Your objective:
Look through the lines below, find those with the word "menu", and copy them.

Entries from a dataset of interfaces

####################

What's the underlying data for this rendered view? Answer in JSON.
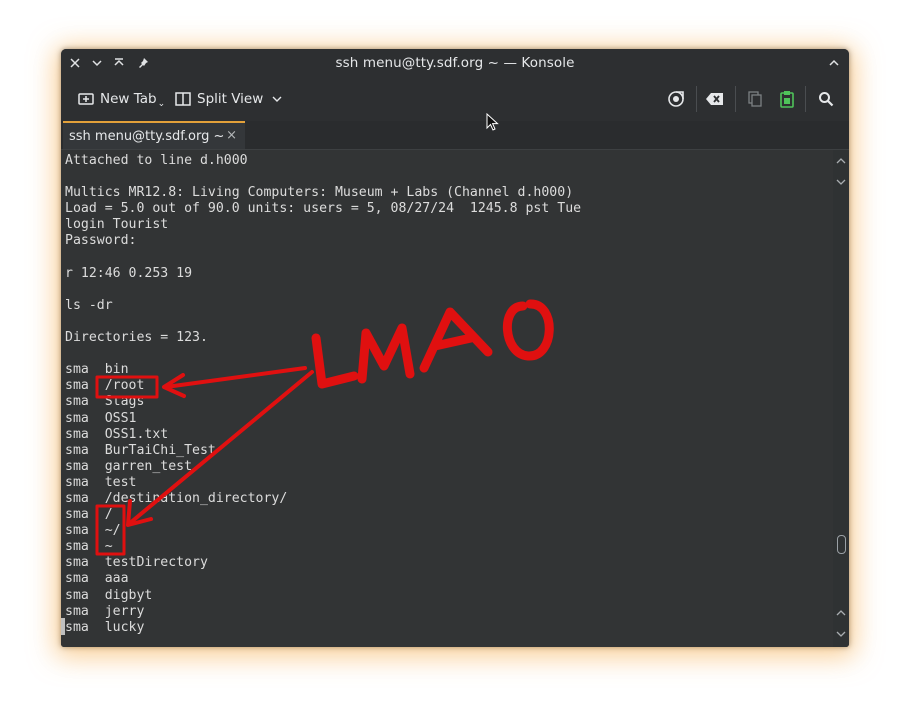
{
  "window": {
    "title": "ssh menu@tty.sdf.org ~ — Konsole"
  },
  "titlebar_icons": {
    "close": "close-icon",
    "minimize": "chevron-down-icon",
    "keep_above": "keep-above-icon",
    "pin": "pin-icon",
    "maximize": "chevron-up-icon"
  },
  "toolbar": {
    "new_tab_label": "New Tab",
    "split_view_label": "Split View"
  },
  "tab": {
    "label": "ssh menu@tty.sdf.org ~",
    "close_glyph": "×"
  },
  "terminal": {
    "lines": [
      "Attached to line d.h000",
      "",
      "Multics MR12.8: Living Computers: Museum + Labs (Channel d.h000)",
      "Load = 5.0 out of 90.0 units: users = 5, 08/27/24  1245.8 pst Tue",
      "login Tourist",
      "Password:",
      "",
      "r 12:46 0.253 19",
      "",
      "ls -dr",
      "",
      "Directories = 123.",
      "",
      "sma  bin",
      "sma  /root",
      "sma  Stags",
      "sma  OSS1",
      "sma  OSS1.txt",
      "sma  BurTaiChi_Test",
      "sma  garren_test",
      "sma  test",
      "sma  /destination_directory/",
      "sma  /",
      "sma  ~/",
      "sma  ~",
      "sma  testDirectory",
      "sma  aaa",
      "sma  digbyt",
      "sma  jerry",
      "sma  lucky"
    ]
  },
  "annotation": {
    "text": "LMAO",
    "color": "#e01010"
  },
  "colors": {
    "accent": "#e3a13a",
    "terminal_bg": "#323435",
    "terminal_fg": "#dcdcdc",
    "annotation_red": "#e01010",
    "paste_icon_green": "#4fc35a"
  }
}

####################

Task answer:
    "title": "ssh menu@tty.sdf.org ~ — Konsole"
    "label": "ssh menu@tty.sdf.org ~",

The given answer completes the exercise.